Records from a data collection
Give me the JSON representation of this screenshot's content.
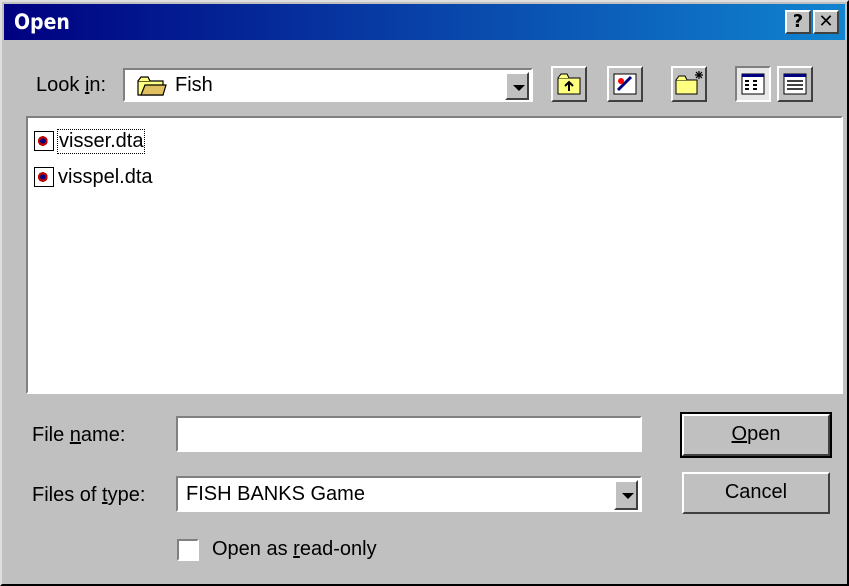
{
  "window": {
    "title": "Open",
    "help_button": "?",
    "close_button": "✕"
  },
  "look_in": {
    "label_pre": "Look ",
    "label_key": "i",
    "label_post": "n:",
    "value": "Fish"
  },
  "files": [
    {
      "name": "visser.dta"
    },
    {
      "name": "visspel.dta"
    }
  ],
  "file_name": {
    "label_pre": "File ",
    "label_key": "n",
    "label_post": "ame:",
    "value": ""
  },
  "files_of_type": {
    "label_pre": "Files of ",
    "label_key": "t",
    "label_post": "ype:",
    "value": "FISH BANKS Game"
  },
  "read_only": {
    "label_pre": "Open as ",
    "label_key": "r",
    "label_post": "ead-only",
    "checked": false
  },
  "buttons": {
    "open_key": "O",
    "open_rest": "pen",
    "cancel": "Cancel"
  },
  "colors": {
    "face": "#c0c0c0",
    "title_start": "#000080",
    "title_end": "#1084d0"
  },
  "icons": [
    "folder-icon",
    "up-one-level-icon",
    "desktop-icon",
    "new-folder-icon",
    "list-view-icon",
    "details-view-icon",
    "file-icon"
  ]
}
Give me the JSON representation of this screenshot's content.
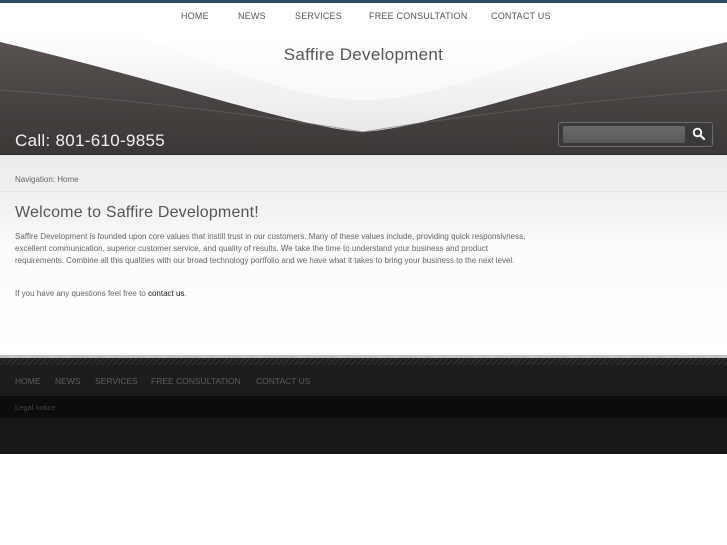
{
  "top_nav": {
    "items": [
      {
        "label": "HOME"
      },
      {
        "label": "NEWS"
      },
      {
        "label": "SERVICES"
      },
      {
        "label": "FREE CONSULTATION"
      },
      {
        "label": "CONTACT US"
      }
    ]
  },
  "header": {
    "site_title": "Saffire Development",
    "phone": "Call: 801-610-9855",
    "search": {
      "placeholder": "",
      "button_icon": "search-icon"
    }
  },
  "breadcrumb": {
    "text": "Navigation: Home"
  },
  "main": {
    "heading": "Welcome to Saffire Development!",
    "paragraph1": "Saffire Development is founded upon core values that instill trust in our customers. Many of these values include, providing quick responsivness, excellent communication, superior customer service, and quality of results. We take the time to understand your business and product requirements. Combine all this qualities with our broad technology portfolio and we have what it takes to bring your business to the next level.",
    "paragraph2_prefix": "If you have any questions feel free to ",
    "paragraph2_link": "contact us",
    "paragraph2_suffix": "."
  },
  "footer": {
    "nav": [
      {
        "label": "HOME"
      },
      {
        "label": "NEWS"
      },
      {
        "label": "SERVICES"
      },
      {
        "label": "FREE CONSULTATION"
      },
      {
        "label": "CONTACT US"
      }
    ],
    "legal": "Legal notice"
  },
  "colors": {
    "top_bar": "#2f4a63",
    "header_dark": "#4a4544",
    "footer_dark": "#1c1c1c"
  }
}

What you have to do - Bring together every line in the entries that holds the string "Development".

Solution for this problem -
    "site_title": "Saffire Development",
    "heading": "Welcome to Saffire Development!",
    "paragraph1": "Saffire Development is founded upon core values that instill trust in our customers. Many of these values include, providing quick responsivness, excellent communication, superior customer service, and quality of results. We take the time to understand your business and product requirements. Combine all this qualities with our broad technology portfolio and we have what it takes to bring your business to the next level.",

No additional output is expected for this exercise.